**Task instructions:** Your task is to copy every line of the records below that contains "structured".

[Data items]
========================================================================

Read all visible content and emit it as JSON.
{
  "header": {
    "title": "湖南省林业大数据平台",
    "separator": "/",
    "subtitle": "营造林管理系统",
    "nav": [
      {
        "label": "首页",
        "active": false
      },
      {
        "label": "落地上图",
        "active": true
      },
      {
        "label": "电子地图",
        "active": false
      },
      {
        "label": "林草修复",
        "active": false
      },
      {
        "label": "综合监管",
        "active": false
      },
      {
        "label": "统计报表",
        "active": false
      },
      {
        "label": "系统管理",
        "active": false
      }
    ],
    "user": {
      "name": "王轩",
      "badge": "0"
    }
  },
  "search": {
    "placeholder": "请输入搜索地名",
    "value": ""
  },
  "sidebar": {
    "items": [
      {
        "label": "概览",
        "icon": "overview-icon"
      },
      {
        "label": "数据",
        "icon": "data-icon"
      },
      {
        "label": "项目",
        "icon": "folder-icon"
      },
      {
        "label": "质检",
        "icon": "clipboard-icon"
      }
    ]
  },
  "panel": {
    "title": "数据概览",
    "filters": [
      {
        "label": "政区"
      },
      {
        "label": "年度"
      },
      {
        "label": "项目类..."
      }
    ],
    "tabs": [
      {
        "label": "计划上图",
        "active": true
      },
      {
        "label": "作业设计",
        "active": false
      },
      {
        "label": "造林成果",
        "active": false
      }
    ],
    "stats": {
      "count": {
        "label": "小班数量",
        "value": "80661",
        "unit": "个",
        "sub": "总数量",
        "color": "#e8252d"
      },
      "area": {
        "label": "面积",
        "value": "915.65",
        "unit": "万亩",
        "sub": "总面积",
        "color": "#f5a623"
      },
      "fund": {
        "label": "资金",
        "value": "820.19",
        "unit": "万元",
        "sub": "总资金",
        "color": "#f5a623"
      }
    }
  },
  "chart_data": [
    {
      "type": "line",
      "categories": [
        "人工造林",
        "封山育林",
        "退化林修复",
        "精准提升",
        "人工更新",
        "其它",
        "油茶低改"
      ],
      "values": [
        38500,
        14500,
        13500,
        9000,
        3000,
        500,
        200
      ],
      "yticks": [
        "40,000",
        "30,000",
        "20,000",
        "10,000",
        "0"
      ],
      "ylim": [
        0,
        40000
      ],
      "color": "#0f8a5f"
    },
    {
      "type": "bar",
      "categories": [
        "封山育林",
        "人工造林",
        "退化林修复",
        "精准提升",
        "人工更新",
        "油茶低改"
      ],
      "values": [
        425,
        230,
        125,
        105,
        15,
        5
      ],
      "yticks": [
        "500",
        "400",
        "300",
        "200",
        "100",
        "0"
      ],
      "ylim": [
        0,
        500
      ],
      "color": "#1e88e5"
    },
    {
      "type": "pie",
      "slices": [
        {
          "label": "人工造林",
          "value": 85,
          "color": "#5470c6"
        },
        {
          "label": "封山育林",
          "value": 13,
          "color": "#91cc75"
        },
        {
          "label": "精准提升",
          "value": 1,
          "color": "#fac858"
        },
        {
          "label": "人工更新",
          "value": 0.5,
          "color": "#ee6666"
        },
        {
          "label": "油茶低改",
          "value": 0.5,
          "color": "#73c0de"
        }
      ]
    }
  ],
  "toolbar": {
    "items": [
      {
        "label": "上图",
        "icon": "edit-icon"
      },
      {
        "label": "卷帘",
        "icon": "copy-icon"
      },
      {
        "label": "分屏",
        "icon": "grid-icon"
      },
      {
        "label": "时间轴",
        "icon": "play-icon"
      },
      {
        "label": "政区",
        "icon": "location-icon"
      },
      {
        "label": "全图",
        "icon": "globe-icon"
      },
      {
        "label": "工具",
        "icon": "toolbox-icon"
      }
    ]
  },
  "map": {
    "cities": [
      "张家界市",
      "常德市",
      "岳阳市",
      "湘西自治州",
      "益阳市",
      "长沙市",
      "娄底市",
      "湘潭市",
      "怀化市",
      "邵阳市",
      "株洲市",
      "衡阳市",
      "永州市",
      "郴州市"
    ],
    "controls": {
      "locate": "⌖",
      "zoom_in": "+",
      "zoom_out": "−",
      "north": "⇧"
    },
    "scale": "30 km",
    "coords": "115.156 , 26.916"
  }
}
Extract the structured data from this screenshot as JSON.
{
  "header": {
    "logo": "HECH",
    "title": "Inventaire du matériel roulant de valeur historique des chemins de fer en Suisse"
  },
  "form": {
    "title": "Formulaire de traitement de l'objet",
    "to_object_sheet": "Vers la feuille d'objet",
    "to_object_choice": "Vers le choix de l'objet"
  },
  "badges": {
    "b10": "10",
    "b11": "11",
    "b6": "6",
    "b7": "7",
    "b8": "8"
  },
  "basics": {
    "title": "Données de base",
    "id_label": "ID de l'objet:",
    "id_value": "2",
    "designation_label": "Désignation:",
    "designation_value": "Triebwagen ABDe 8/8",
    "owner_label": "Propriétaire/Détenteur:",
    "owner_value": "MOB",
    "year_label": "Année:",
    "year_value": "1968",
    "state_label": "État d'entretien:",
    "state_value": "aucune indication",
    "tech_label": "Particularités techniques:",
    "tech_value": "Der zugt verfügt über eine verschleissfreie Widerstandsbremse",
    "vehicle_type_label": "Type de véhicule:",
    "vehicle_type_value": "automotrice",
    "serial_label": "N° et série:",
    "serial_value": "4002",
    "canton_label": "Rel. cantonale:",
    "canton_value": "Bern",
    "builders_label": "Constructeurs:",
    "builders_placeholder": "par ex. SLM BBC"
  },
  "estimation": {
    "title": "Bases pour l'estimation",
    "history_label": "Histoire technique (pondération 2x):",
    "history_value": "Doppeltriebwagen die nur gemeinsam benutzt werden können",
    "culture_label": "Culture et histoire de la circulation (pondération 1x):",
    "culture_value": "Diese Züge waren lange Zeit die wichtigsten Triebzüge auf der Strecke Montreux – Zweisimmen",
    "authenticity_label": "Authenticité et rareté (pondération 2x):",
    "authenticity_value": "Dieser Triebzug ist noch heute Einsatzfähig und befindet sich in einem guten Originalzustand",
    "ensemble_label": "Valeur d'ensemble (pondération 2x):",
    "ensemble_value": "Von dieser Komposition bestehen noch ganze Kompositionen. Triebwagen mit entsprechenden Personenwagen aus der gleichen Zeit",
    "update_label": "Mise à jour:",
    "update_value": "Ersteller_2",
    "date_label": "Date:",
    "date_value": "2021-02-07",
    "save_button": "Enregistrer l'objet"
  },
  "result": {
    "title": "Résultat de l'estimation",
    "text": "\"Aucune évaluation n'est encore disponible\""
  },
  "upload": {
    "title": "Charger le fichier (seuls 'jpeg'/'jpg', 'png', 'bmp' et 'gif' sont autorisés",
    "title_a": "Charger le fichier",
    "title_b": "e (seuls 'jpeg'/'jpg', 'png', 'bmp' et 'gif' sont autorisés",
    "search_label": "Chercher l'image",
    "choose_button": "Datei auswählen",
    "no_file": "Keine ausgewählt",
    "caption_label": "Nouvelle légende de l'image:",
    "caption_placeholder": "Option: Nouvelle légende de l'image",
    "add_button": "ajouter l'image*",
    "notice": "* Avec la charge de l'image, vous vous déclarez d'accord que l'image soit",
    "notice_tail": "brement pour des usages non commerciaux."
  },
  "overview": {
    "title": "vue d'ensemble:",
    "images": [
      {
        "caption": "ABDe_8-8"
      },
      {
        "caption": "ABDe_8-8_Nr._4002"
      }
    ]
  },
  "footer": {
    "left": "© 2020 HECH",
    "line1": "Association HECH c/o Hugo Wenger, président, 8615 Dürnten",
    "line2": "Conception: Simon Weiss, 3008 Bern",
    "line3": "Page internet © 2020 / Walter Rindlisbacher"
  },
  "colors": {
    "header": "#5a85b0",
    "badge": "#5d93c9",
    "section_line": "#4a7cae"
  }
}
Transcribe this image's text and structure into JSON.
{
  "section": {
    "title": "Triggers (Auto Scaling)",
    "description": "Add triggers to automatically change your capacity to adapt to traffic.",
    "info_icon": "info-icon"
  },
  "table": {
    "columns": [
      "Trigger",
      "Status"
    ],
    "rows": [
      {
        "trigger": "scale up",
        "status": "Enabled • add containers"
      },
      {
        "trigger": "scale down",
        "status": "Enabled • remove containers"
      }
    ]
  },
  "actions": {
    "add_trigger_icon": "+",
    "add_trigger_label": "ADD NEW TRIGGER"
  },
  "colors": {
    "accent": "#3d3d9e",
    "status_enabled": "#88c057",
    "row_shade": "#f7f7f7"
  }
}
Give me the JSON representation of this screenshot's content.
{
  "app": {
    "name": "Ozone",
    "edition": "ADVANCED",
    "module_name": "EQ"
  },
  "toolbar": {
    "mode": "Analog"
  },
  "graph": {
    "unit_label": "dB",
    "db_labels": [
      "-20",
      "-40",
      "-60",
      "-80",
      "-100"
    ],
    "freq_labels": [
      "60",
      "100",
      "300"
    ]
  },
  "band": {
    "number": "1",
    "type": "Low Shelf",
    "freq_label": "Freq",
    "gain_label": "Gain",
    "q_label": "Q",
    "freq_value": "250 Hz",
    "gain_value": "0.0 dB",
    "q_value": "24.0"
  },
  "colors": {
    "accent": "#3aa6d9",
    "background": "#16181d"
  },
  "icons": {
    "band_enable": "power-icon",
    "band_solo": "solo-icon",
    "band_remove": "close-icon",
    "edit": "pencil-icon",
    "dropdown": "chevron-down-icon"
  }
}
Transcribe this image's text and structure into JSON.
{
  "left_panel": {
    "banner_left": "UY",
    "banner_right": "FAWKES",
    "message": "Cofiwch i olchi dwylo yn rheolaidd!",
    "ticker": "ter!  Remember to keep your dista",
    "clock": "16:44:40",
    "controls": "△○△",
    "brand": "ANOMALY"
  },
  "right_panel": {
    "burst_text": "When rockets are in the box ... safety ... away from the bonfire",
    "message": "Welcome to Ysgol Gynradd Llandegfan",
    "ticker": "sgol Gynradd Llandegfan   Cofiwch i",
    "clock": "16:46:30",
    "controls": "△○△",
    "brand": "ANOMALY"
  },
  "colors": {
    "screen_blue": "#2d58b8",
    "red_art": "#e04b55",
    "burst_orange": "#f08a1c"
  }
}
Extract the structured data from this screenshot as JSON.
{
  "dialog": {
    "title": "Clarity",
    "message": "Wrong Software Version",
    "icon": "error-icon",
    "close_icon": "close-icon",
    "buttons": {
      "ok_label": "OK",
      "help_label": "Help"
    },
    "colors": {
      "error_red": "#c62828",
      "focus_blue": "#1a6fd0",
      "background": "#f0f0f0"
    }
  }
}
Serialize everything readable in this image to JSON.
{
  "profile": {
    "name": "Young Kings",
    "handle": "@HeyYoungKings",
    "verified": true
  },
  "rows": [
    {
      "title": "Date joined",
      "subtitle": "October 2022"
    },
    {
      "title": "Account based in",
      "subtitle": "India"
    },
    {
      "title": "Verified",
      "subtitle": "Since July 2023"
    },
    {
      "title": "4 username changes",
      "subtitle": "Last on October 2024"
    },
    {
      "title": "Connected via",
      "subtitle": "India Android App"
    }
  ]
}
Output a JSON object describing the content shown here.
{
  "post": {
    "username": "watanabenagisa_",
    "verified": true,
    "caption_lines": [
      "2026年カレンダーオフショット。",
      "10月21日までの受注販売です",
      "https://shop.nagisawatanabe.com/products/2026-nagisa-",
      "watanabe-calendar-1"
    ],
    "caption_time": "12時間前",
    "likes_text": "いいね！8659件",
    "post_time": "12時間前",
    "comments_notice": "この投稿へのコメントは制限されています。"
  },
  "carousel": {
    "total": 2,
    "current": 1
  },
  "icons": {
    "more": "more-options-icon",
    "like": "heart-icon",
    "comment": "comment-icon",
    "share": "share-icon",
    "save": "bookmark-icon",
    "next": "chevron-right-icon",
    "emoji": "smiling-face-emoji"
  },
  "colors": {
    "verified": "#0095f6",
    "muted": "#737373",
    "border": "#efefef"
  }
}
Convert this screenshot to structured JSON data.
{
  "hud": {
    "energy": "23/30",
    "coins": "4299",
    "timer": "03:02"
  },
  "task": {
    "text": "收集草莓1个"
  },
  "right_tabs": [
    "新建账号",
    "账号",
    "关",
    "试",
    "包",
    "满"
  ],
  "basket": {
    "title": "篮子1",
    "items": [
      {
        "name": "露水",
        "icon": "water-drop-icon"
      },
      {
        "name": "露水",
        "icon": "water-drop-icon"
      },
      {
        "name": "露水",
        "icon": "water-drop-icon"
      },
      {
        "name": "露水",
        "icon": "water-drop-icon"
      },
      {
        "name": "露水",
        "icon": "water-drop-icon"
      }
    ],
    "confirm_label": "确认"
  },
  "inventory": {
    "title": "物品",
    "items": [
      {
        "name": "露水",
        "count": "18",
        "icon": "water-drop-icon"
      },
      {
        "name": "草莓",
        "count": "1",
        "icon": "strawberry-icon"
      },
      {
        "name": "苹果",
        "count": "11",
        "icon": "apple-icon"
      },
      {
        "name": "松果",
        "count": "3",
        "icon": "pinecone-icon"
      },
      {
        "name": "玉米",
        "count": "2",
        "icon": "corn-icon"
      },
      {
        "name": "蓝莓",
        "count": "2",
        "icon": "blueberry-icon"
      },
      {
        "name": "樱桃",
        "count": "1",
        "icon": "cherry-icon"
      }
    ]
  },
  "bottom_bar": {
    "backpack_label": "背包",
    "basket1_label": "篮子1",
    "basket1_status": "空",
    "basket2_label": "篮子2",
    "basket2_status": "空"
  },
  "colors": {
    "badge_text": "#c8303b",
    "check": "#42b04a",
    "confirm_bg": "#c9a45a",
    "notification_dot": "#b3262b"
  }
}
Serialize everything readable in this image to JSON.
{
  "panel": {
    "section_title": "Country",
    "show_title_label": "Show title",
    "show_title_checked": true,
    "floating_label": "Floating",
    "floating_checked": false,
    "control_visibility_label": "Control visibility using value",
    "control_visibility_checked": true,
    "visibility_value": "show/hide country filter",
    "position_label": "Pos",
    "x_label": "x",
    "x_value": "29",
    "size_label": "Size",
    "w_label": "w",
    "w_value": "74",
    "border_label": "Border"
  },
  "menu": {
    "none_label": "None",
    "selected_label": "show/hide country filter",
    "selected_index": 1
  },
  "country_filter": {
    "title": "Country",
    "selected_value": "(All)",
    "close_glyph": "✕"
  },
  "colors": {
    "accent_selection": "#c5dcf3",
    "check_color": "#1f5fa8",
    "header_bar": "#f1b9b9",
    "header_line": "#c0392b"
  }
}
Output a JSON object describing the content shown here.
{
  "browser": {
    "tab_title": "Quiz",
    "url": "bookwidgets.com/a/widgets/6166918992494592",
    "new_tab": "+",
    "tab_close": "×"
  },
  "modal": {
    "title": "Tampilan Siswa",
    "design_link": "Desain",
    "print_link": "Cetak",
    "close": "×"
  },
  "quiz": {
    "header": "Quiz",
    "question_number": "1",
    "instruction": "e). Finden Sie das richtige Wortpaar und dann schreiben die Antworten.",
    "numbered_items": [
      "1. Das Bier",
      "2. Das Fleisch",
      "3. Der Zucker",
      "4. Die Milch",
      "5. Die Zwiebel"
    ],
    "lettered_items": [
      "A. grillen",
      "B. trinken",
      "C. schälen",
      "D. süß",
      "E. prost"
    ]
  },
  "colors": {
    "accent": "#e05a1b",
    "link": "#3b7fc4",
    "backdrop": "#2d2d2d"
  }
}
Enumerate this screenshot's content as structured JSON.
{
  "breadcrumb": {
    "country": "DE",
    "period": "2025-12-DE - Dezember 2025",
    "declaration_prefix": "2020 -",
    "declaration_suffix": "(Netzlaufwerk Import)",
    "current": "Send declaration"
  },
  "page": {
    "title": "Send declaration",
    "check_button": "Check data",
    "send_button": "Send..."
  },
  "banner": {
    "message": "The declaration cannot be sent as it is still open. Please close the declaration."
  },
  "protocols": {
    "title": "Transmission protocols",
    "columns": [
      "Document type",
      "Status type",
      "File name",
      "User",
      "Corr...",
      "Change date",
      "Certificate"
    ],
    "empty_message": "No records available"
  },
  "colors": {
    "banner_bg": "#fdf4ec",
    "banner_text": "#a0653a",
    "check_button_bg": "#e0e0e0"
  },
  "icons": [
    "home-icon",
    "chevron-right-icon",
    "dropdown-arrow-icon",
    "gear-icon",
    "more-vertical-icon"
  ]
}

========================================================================

**Response area:**
Extract the structured data from this screenshot as JSON.
Extract the structured data from this screenshot as JSON.
Convert this screenshot to structured JSON data.
Enumerate this screenshot's content as structured JSON.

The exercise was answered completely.